Interestingly, I felt like I was doing well, although since there are no mirrors in the room I have no idea how I looked. The teacher didn't single me out for doing particularly well, although she was several times pleased with how we were all performing as a group. My feeling of competence wore off before the end of class, though. We learned a new floor routine-- or should I say that the instructor taught us a new routine. I can't say that I really learned it. I was going left when the others were going right, I was putting my right foot in the front when it should have been in the back, I was generally really uncoordinated, and I no longer felt even in my head that I had any "peak performance". But neither did I feel frustrated. I just thought the whole situation was very funny so I had to try hard to stay on my feet and bite my lip so I wouldn't mess up anyone else's concentration by laughing. It's a good thing I stay in the back row, so I don't mess up anyone else who might be trying to follow along. The teacher just shook her head and said that the routine was more difficult than she imagined it would be. . .

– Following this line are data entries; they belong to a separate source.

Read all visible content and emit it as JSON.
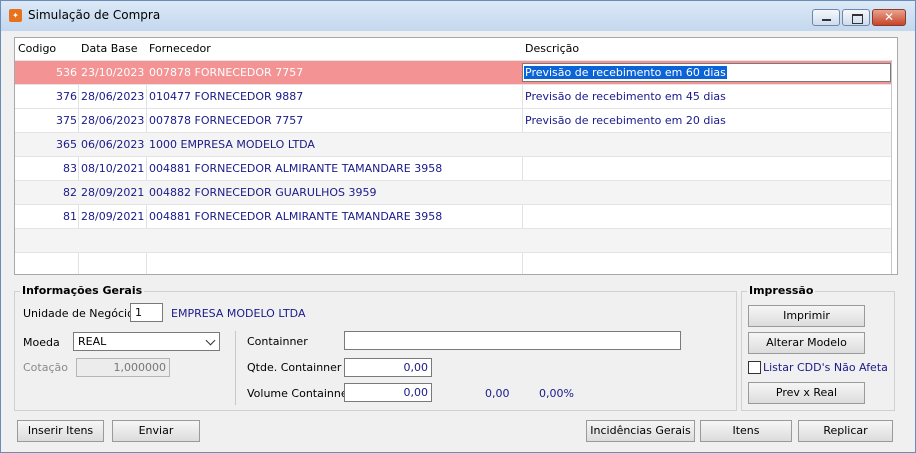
{
  "window": {
    "title": "Simulação de Compra",
    "icon": "app-logo-icon"
  },
  "grid": {
    "columns": [
      "Codigo",
      "Data Base",
      "Fornecedor",
      "Descrição"
    ],
    "rows": [
      {
        "codigo": "536",
        "data_base": "23/10/2023",
        "fornecedor": "007878  FORNECEDOR   7757",
        "descricao": "Previsão de recebimento em 60 dias",
        "selected": true
      },
      {
        "codigo": "376",
        "data_base": "28/06/2023",
        "fornecedor": "010477  FORNECEDOR   9887",
        "descricao": "Previsão de recebimento em 45 dias"
      },
      {
        "codigo": "375",
        "data_base": "28/06/2023",
        "fornecedor": "007878  FORNECEDOR   7757",
        "descricao": "Previsão de recebimento em 20 dias"
      },
      {
        "codigo": "365",
        "data_base": "06/06/2023",
        "fornecedor": "1000    EMPRESA MODELO LTDA",
        "descricao": ""
      },
      {
        "codigo": "83",
        "data_base": "08/10/2021",
        "fornecedor": "004881  FORNECEDOR ALMIRANTE TAMANDARE 3958",
        "descricao": ""
      },
      {
        "codigo": "82",
        "data_base": "28/09/2021",
        "fornecedor": "004882  FORNECEDOR GUARULHOS 3959",
        "descricao": ""
      },
      {
        "codigo": "81",
        "data_base": "28/09/2021",
        "fornecedor": "004881  FORNECEDOR ALMIRANTE TAMANDARE 3958",
        "descricao": ""
      }
    ]
  },
  "info": {
    "title": "Informações Gerais",
    "unidade_label": "Unidade de Negócio",
    "unidade_value": "1",
    "unidade_name": "EMPRESA MODELO LTDA",
    "moeda_label": "Moeda",
    "moeda_value": "REAL",
    "cotacao_label": "Cotação",
    "cotacao_value": "1,000000",
    "containner_label": "Containner",
    "containner_value": "",
    "qtde_label": "Qtde. Containner",
    "qtde_value": "0,00",
    "volume_label": "Volume Containner",
    "volume_value": "0,00",
    "volume_total": "0,00",
    "volume_pct": "0,00%"
  },
  "impressao": {
    "title": "Impressão",
    "imprimir": "Imprimir",
    "alterar_modelo": "Alterar Modelo",
    "listar_cdd": "Listar CDD's Não Afeta",
    "prev_real": "Prev x Real"
  },
  "footer": {
    "inserir_itens": "Inserir Itens",
    "enviar": "Enviar",
    "incidencias": "Incidências Gerais",
    "itens": "Itens",
    "replicar": "Replicar"
  },
  "colors": {
    "selected_row": "#f49393",
    "value_text": "#1a1a8a",
    "selection_highlight": "#0a64d8"
  }
}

So did I have peak performance? I'm still not sure. I did feel more competent for most of the class, and I know that feeling confident of success is important for athletes. So maybe the alpha protocol is more to help athletes prepare mentally than it is to help their physical coordination or anything. I really haven't read any of the literature about how neurofeedback is used for sports since that's not my focus. So if the alpha is purely a mental thiing, then perhaps I did have peak performance. Although based on my physical movements, I seriously doubt anyone would confuse me with a serious ballerina, despite my confident attitude. But I had a great time, as usual, so it's all good.